    If you don't pay an employee's super on time, you are liable for the super guarantee charge (SGC). This is even if you make the payment later.

    But you may be able to do one of two things:

    There are time limits on both.

    Late payment offset

    You'll generally be able to offset late payment amounts against the SGC if you:

    • made the payment to your employee's super fund
    • made the payment before the date your SGC assessment was made. (This means your original assessment, not any subsequent amended assessments)
    • lodge your late payment offset election with us within four years of your original SGC assessment date.

    To claim your late payment offset, you can submit a completed spreadsheet version of the SGC statement (XLS, 527KB)This link will download a file via the Business Portal or Online services for agents. To do this:

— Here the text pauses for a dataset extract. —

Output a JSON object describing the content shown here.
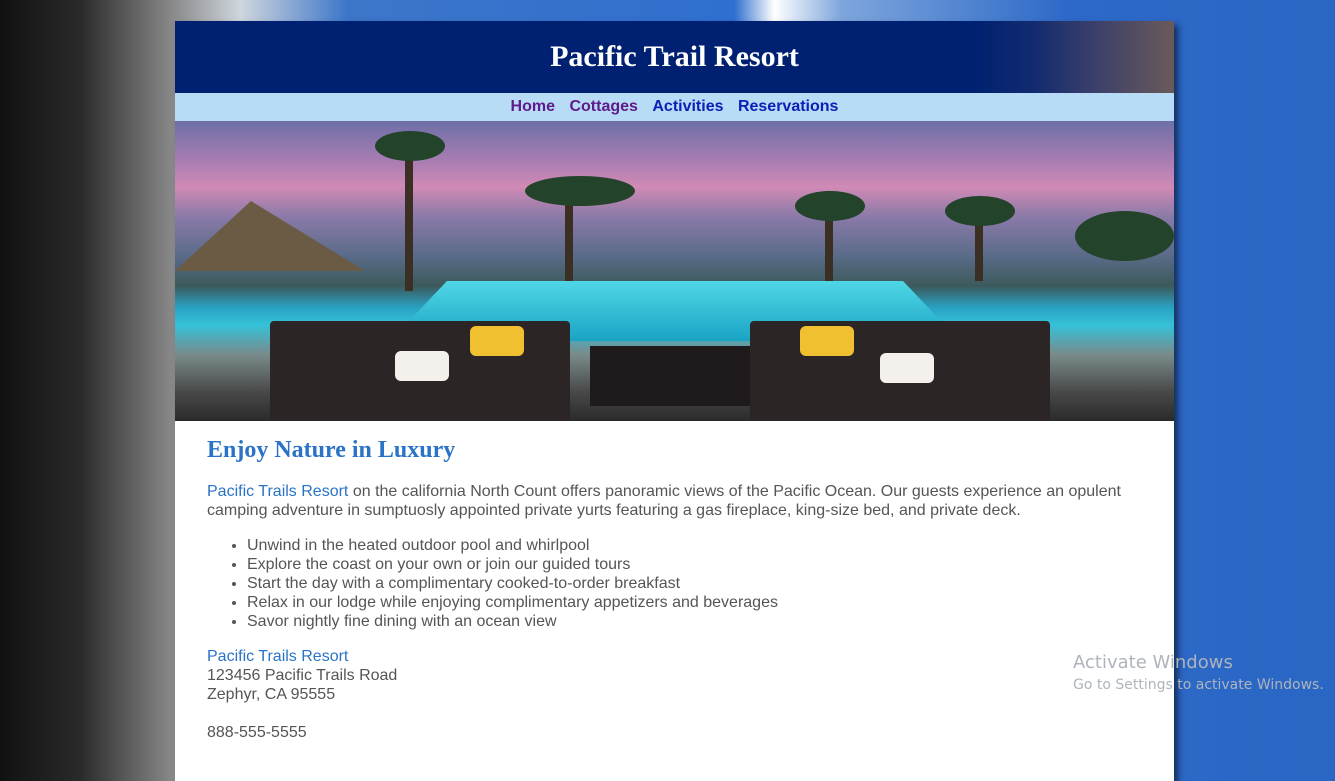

    • attach the spreadsheet to a new portal message
    • select Superannuation as the topic
    • select Lodge SGC Statement as the subject.

    If you are unable to lodge via this method, phone us on 13 10 20 for options.

    If you elect to use your late payment to reduce your liability for the SGC:

    • it's not tax-deductible
    • it can't be used as a prepayment for current or future super contributions
    • you can't subsequently change the offset amount or revoke your election.

    See also:

    Carry forward your late payment

    Your other option is to use your late payment towards your super guarantee contribution. This is in the quarter it was actually paid or a future quarter.

    You can do this if:

    • it's for the same employee
    • the start of the quarter is within 12 months after the payment date.

    You can't claim a late payment offset for contributions you've used as a prepayment for current or future periods. If you carry a late payment forward, it is tax-deductible in the year you paid it.

    You should talk to your tax adviser to determine the best outcome for your situation.

    Example 1: Late payment offset

    Charles must pay super contributions for his employee, Joanna. The contribution for the quarter ending 31 March is due to be paid to Joanna's super fund by 28 April.

    However, Charles makes the payment late, on 1 July. This is after the quarterly due date of 28 April.

    As Charles missed the due date, he lodges an SGC statement and pays us the SGC.

    In the statement, Charles chooses to have his late payment applied as an offset to reduce the SGC. He lodges his SGC statement on 10 July. He claims the late payment offset and pays the difference.

    End of example


    Example 2: Late payment carried forward

    Hannah must pay super contributions for her employee, Henry. Hannah should make a contribution to Henry’s super fund by 28 October for the quarter ending 30 September.

    However, Hannah makes the payment late, on 5 November. This is after the quarterly due date of 28 October.

    As Hannah missed the due date, she must lodge an SGC statement and pay us the SGC.

    In the statement, Hannah chooses not to offset the late payment against the SGC she must pay. She lodges the statement on 12 November and pays the SGC. 

    Hannah decides to carry forward her late payment from 5 November and use it towards her obligations for Henry for the current quarter, ending 31 December. Hannah can do this because the payment is for the same employee and for a quarter in the 12 months following the date she paid it.

    End of example
    Last modified: 12 Nov 2020QC 33759